Logging and caching are (usually) acceptable side effects
Good software development practice includes the elimination of side effects. Side effects make it hard to reason about the implementation.
While eliminating side effects is a worthy goal, two types of side effects are commonplace, and often expected:
Logging. For example, HTTP GET requests are expected to be idempotent, i.e., two requests should the same outcome as one. However, two requests (as opposed to one request) will yield two log lines, rather than just one.
Caching. For example, a HTTP GET request could modify the cache, causing subsequent requests to be considerably faster.
These two types of side effects are so commonplace that they might not be called side effects, but rather intended primary effects.
Exceptions exist for both types of side effects, however.

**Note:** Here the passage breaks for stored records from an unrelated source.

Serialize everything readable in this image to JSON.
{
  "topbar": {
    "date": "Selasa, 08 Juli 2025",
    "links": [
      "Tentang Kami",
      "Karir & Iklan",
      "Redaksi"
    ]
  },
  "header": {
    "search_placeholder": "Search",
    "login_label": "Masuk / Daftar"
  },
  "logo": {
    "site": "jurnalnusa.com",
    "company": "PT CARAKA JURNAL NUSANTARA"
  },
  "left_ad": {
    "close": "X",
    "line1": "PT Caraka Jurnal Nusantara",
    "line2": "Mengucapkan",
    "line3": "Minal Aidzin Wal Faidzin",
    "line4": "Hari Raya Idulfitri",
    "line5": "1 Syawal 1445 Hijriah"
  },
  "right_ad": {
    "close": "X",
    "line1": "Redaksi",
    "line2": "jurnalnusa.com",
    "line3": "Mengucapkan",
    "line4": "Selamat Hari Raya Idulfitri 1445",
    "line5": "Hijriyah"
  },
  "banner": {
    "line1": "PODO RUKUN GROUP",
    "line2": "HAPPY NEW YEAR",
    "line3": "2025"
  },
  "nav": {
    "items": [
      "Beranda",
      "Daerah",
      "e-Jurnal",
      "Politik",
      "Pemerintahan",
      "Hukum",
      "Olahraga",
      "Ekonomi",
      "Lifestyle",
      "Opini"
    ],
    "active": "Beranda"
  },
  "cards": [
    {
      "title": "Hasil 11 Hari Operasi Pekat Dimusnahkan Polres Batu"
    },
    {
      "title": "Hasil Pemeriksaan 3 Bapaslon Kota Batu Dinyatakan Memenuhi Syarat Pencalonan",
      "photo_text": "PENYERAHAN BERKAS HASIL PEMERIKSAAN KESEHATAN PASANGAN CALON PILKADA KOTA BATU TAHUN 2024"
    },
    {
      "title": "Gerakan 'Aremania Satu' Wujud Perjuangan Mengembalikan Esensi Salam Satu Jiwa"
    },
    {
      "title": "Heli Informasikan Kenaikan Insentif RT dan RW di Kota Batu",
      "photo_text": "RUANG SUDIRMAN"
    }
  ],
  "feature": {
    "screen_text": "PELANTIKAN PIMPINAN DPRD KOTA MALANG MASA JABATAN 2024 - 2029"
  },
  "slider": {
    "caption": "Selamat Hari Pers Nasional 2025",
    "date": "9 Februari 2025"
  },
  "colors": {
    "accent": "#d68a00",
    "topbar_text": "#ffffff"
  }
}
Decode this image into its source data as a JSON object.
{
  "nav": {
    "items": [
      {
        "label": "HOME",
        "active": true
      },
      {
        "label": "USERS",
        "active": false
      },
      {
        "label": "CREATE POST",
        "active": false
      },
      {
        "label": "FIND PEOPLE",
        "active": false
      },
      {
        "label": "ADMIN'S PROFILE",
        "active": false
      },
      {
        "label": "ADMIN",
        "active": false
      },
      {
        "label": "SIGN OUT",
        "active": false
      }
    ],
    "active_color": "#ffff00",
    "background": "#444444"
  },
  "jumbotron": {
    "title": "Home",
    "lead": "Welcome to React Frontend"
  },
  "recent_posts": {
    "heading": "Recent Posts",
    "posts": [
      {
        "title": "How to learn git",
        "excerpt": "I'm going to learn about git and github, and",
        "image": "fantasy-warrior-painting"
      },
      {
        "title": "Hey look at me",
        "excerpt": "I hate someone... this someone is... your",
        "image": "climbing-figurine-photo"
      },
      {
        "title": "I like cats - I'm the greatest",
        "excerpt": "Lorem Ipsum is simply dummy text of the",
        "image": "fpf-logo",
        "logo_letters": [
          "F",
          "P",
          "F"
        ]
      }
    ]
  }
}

A (very small) list of examples:
In garbage-collected languages, logging can allocate a potentially large number of extra log messages, increasing GC strain, increasing memory usage (which can lead to OOM situations), and increasing swap usage, leading to measurable changes in performance and availability.
Caching as a side effect enables side-channel attacks.